◆ Description of the task: Retype the listing without any alteration.

Records for this task Block Start

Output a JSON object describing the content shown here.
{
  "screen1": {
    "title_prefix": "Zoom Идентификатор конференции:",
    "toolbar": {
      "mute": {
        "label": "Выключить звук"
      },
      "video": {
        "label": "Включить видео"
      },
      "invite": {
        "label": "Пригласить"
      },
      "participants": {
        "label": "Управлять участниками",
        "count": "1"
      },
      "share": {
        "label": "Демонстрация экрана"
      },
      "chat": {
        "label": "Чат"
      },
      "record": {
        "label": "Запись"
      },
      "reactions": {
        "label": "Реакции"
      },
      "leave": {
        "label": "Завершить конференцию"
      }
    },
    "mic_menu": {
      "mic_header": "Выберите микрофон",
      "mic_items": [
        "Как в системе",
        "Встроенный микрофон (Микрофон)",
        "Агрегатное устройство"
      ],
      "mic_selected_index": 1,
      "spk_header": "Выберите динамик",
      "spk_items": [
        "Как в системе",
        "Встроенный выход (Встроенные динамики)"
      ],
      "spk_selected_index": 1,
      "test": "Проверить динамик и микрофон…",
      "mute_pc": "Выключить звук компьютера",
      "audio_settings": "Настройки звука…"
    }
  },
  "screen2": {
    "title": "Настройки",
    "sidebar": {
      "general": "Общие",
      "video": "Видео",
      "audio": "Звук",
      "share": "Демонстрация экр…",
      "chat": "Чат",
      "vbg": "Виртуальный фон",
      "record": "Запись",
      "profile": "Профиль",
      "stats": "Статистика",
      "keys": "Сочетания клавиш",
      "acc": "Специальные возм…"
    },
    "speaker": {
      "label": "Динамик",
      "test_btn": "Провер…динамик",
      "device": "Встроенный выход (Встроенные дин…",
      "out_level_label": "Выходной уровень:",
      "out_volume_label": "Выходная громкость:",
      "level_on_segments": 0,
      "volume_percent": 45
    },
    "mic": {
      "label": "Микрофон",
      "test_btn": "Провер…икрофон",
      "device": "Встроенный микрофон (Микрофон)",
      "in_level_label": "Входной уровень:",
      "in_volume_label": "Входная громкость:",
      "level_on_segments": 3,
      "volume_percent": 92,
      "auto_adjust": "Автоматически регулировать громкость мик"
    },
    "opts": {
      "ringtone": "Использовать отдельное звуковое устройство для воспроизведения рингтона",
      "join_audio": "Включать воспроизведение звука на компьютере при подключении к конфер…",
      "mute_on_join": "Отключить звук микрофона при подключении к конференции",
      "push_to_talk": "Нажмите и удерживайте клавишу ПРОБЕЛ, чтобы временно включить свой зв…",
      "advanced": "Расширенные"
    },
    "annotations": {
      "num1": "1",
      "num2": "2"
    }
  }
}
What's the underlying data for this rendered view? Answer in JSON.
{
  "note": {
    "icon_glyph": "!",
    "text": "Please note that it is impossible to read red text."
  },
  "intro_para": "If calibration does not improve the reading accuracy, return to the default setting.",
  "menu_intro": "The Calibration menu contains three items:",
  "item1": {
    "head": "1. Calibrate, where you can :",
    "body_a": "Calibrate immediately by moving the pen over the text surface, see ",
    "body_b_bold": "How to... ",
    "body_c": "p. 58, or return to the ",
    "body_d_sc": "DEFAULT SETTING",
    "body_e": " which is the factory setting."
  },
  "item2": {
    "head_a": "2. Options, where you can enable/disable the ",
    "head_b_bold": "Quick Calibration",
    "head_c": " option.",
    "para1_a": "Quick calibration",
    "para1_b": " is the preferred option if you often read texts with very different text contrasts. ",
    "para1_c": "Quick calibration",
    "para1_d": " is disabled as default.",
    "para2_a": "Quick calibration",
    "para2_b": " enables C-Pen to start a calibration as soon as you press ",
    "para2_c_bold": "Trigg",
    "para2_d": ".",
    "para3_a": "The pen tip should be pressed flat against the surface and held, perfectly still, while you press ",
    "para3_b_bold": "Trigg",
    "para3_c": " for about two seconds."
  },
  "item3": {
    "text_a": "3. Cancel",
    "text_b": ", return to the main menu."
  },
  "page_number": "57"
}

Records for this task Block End

◆ Exercise solution:
Output a JSON object describing the content shown here.
{
  "screen1": {
    "title_prefix": "Zoom Идентификатор конференции:",
    "toolbar": {
      "mute": {
        "label": "Выключить звук"
      },
      "video": {
        "label": "Включить видео"
      },
      "invite": {
        "label": "Пригласить"
      },
      "participants": {
        "label": "Управлять участниками",
        "count": "1"
      },
      "share": {
        "label": "Демонстрация экрана"
      },
      "chat": {
        "label": "Чат"
      },
      "record": {
        "label": "Запись"
      },
      "reactions": {
        "label": "Реакции"
      },
      "leave": {
        "label": "Завершить конференцию"
      }
    },
    "mic_menu": {
      "mic_header": "Выберите микрофон",
      "mic_items": [
        "Как в системе",
        "Встроенный микрофон (Микрофон)",
        "Агрегатное устройство"
      ],
      "mic_selected_index": 1,
      "spk_header": "Выберите динамик",
      "spk_items": [
        "Как в системе",
        "Встроенный выход (Встроенные динамики)"
      ],
      "spk_selected_index": 1,
      "test": "Проверить динамик и микрофон…",
      "mute_pc": "Выключить звук компьютера",
      "audio_settings": "Настройки звука…"
    }
  },
  "screen2": {
    "title": "Настройки",
    "sidebar": {
      "general": "Общие",
      "video": "Видео",
      "audio": "Звук",
      "share": "Демонстрация экр…",
      "chat": "Чат",
      "vbg": "Виртуальный фон",
      "record": "Запись",
      "profile": "Профиль",
      "stats": "Статистика",
      "keys": "Сочетания клавиш",
      "acc": "Специальные возм…"
    },
    "speaker": {
      "label": "Динамик",
      "test_btn": "Провер…динамик",
      "device": "Встроенный выход (Встроенные дин…",
      "out_level_label": "Выходной уровень:",
      "out_volume_label": "Выходная громкость:",
      "level_on_segments": 0,
      "volume_percent": 45
    },
    "mic": {
      "label": "Микрофон",
      "test_btn": "Провер…икрофон",
      "device": "Встроенный микрофон (Микрофон)",
      "in_level_label": "Входной уровень:",
      "in_volume_label": "Входная громкость:",
      "level_on_segments": 3,
      "volume_percent": 92,
      "auto_adjust": "Автоматически регулировать громкость мик"
    },
    "opts": {
      "ringtone": "Использовать отдельное звуковое устройство для воспроизведения рингтона",
      "join_audio": "Включать воспроизведение звука на компьютере при подключении к конфер…",
      "mute_on_join": "Отключить звук микрофона при подключении к конференции",
      "push_to_talk": "Нажмите и удерживайте клавишу ПРОБЕЛ, чтобы временно включить свой зв…",
      "advanced": "Расширенные"
    },
    "annotations": {
      "num1": "1",
      "num2": "2"
    }
  }
}
What's the underlying data for this rendered view? Answer in JSON.
{
  "note": {
    "icon_glyph": "!",
    "text": "Please note that it is impossible to read red text."
  },
  "intro_para": "If calibration does not improve the reading accuracy, return to the default setting.",
  "menu_intro": "The Calibration menu contains three items:",
  "item1": {
    "head": "1. Calibrate, where you can :",
    "body_a": "Calibrate immediately by moving the pen over the text surface, see ",
    "body_b_bold": "How to... ",
    "body_c": "p. 58, or return to the ",
    "body_d_sc": "DEFAULT SETTING",
    "body_e": " which is the factory setting."
  },
  "item2": {
    "head_a": "2. Options, where you can enable/disable the ",
    "head_b_bold": "Quick Calibration",
    "head_c": " option.",
    "para1_a": "Quick calibration",
    "para1_b": " is the preferred option if you often read texts with very different text contrasts. ",
    "para1_c": "Quick calibration",
    "para1_d": " is disabled as default.",
    "para2_a": "Quick calibration",
    "para2_b": " enables C-Pen to start a calibration as soon as you press ",
    "para2_c_bold": "Trigg",
    "para2_d": ".",
    "para3_a": "The pen tip should be pressed flat against the surface and held, perfectly still, while you press ",
    "para3_b_bold": "Trigg",
    "para3_c": " for about two seconds."
  },
  "item3": {
    "text_a": "3. Cancel",
    "text_b": ", return to the main menu."
  },
  "page_number": "57"
}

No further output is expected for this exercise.